● **GOAL OF THE EXERCISE**
Each line of the records below that holds "arrow" should be copied out.

● **DATASET**

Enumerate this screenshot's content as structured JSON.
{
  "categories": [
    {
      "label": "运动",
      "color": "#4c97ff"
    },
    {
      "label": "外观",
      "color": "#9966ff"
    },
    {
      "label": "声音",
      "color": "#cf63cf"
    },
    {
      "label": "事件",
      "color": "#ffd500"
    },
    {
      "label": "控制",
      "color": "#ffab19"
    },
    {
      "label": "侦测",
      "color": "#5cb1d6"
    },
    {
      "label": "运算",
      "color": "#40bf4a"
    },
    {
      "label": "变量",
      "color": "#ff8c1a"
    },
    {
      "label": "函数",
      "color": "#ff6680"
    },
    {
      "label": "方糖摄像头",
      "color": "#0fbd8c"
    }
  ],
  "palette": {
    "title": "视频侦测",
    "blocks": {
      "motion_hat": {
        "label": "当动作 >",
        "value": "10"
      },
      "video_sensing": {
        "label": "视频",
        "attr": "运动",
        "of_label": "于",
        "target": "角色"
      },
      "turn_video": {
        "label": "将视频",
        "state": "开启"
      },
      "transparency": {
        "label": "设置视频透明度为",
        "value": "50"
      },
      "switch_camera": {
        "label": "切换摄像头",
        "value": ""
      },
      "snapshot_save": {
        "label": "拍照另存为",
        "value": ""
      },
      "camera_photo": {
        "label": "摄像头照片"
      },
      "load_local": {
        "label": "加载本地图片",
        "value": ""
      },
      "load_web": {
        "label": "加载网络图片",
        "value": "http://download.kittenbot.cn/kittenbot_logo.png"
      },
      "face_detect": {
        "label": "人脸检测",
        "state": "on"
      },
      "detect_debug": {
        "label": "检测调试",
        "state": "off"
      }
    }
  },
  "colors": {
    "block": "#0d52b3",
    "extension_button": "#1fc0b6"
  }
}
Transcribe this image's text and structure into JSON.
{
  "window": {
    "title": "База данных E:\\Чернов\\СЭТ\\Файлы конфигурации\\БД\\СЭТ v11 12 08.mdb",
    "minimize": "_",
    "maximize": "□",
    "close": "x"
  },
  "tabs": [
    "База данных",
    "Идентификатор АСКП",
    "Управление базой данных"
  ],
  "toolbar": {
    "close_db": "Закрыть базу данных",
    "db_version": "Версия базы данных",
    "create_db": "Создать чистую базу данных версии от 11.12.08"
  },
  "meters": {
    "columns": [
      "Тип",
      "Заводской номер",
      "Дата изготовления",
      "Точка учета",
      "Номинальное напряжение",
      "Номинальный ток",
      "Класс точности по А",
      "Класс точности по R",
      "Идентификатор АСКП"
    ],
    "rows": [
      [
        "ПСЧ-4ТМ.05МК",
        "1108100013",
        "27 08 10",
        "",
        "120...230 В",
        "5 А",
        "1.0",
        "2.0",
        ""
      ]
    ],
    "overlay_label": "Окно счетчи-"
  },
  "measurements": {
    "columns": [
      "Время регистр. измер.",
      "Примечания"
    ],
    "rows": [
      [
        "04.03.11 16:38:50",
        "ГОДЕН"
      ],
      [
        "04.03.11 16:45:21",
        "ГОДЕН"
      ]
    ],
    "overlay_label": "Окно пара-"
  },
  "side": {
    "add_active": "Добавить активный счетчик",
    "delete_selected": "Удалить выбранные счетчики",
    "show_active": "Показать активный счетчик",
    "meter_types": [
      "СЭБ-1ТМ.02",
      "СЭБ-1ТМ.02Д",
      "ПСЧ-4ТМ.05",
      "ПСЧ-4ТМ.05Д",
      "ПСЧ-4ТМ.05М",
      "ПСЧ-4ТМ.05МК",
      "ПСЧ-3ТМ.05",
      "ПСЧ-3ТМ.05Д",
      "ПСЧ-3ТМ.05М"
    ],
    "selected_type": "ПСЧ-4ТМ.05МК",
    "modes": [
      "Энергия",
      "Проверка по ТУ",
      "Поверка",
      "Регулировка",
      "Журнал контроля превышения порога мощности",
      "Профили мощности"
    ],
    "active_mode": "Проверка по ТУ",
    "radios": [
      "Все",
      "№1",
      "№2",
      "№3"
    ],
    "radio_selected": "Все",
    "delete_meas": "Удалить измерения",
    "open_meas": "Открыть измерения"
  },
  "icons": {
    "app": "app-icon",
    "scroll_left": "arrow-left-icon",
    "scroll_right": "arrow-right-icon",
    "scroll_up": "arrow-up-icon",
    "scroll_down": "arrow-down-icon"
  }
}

● **EXERCISE OUTPUT**
    "scroll_left": "arrow-left-icon",
    "scroll_right": "arrow-right-icon",
    "scroll_up": "arrow-up-icon",
    "scroll_down": "arrow-down-icon"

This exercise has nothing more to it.